Naked Politics Co-Editor
The publication of Theresa May’s long overdue Brexit White Paper landed like a tanker-load of petrol on a Lancastrian forest fire.
Despite opening with the Eurosceptic-placating reiteration that leaving the EU means escaping from the Single Market, Customs Union, and political entanglements that prevent us from controlling our own borders, laws and money, the 104 pages that follow expose an entirely different story.
Written by close-minded pessimists that have chosen to prioritise the avoidance of short-term difficulties over the facilitation of long-term opportunities, this acquiescent blueprint demonstrates a disappointing lack of ambition.
But is it really an outright betrayal or is merely the most pragmatic way to deliver an orderly Brexit after a catalogue of negotiating howlers? We are leaving the EU, after all, so what do Leave voters have to complain about?
Reason One: It fails to deliver the most important economic benefit of Brexit – the freedom to remove living-standard-suppressing trade barriers.
Donald Trump’s visit this week was predictably unhelpful for May, as he marked his arrival with the claim that her decision to ignore his deal-making advice makes a future UK-US trade deal less likely.
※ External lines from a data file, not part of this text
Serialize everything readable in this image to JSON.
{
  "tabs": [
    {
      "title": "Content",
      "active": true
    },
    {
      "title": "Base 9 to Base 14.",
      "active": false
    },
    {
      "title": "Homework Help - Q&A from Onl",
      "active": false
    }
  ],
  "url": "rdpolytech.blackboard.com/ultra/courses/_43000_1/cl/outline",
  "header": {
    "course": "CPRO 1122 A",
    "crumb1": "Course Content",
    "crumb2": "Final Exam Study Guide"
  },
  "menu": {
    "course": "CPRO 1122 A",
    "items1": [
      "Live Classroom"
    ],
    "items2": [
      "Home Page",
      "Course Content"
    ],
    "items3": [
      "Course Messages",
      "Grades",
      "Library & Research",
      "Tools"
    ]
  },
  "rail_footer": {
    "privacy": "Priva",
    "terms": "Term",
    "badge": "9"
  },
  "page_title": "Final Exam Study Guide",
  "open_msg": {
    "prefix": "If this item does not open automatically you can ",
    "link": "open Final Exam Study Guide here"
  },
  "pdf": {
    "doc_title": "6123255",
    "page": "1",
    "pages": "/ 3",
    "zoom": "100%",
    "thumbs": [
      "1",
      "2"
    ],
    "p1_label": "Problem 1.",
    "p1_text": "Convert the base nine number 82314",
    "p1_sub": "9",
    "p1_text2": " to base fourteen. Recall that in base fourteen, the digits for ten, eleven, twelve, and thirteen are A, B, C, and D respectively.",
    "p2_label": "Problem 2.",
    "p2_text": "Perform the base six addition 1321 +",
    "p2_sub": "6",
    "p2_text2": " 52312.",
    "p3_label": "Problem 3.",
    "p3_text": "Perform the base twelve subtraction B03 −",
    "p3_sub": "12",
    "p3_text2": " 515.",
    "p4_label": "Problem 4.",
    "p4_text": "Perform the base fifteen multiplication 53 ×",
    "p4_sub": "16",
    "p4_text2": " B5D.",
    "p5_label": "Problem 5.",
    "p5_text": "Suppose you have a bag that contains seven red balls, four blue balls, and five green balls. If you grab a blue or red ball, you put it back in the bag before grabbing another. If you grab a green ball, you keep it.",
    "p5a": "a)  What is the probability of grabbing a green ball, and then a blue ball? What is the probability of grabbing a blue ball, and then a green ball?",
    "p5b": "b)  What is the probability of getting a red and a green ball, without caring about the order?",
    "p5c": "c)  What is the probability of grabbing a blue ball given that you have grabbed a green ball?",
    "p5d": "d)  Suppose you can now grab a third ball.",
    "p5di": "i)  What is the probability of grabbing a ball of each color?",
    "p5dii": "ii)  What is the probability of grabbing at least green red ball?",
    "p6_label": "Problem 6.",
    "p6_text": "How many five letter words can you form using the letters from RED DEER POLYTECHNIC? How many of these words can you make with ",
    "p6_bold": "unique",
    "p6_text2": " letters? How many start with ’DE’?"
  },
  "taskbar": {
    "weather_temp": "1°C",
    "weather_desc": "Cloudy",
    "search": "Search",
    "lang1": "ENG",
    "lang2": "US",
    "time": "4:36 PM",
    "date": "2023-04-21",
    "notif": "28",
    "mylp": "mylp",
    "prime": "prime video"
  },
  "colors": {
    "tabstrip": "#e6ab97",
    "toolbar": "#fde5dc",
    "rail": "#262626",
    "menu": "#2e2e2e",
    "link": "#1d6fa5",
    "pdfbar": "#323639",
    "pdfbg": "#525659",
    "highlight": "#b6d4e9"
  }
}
His typical wrecking ball approach was followed by an equally characteristic softening of language once the headlines were written. But there was more than a kernel of truth in his original assessment.
The commitment to accept EU-imposed rules on our goods and agri-food demonstrates a willingness to remain subservient. Without ‘taking back control’ of our own standards we’ll lack the crucial leverage that will be required to open our export of services to the rest of the world.
The counter-argument, that parliament will have the right to opt-out of such rules, is undermined by the caveat that “consequences” may be imposed if we do. The UK would be reduced to a rule-taking vassal province – an unsustainable position that does nothing to enable non-EU trade deals and merely kicks the problem into the long grass.
Reason Two: It would continue to stifle the innovation on which our future prosperity depends.
That freedom to expand our non-EU trade is so important because 90% of future economic growth is expected to come from outside of the EU. The next Google, Samsung, Amazon or Apple is unlikely to grow from unfertile European soil, with technological innovations more commonly born in the more forward-thinking classically liberal Asian economies and, of course, ‘the land of the free’.
The vast bureaucracy that rules our own stagnant continent is driven by the vested interests of established corporations. We are told that it’s all about “protecting [our] jobs”. In truth, incumbent big businesses are the beneficiaries of onerous regulations that serve to hinder competition from dynamic start-ups. This stifles innovation that both enhances the lives of consumers and creates the new jobs that replace the old. We must shed this encumbrance!
Reason Three: It is dangerously imbalanced.
Having surrendered our say in the ‘rulebook’ under which our economy operates, even well-established British exporters are likely to find themselves at a disadvantage when regulations that favour their continental competitors are inevitably introduced.
To add insult to serious injury, we’ll be signing up to dutifully collect tariffs on the EU’s behalf without any reciprocal arrangement. This would leave us in the ludicrous position in which goods that may be intended for UK consumption could be taxed by the EU en route.
Worse still, if the UK government ever needed to protect an industry from foreign “dumping”, applying a higher tariff would be ineffective because there would always be a route into the UK via the continent. A nonsensical position for a supposedly independent nation to find itself in.
Reason Four: It is likely to be rejected by the EU, so adopting such a weak starting position only increases the chances of ‘No Deal’ or worse… remaining in!
No deal is better than a bad deal. That was the maxim. And much like the tautological “Brexit means Brexit”, a pointless one. It begs the question, what constitutes a ‘bad’ deal? No doubt, we’re about to find out.
Whether May’s starting point is any better than a ‘No Deal’ scenario is debatable. But having witnessed our capitulation on every negotiating point so far, the EU will undoubtedly continue to say “non” until we finally grow a pair.
Sadly, our threat to walk away has never been credible. Brussels is aware that we have failed to prepare for such an outcome despite the continuous calls from all but the most ardent Remainers over the last two years.
Cynical Brexiteers are convinced that the current position has been engineered to replace the previous mantra with “Remaining in is better than a bad deal”. Hard-line Europhiles see the Brexit process as a war of attrition in which a constant barrage of negativity from Project Fear 2.0 and a deliberate failure to seize the opportunity that a proper Brexit would present will eventually lead to a change in public opinion and enable them to win a “people’s vote”, which is not the same as a 2nd referendum…honest!
For Vote Leave campaigners, like myself, it feels like being asked if you want to eat at Pizza Hut, saying “no” in the hope of a cheeky Nandos, then being handed a takeaway pizza along with a smug declaration of “OK, we’ll eat it at home then”.
Put bluntly, Theresa May has shafted 17.4 million Britons, so it should come as no surprise that we’re pissed off!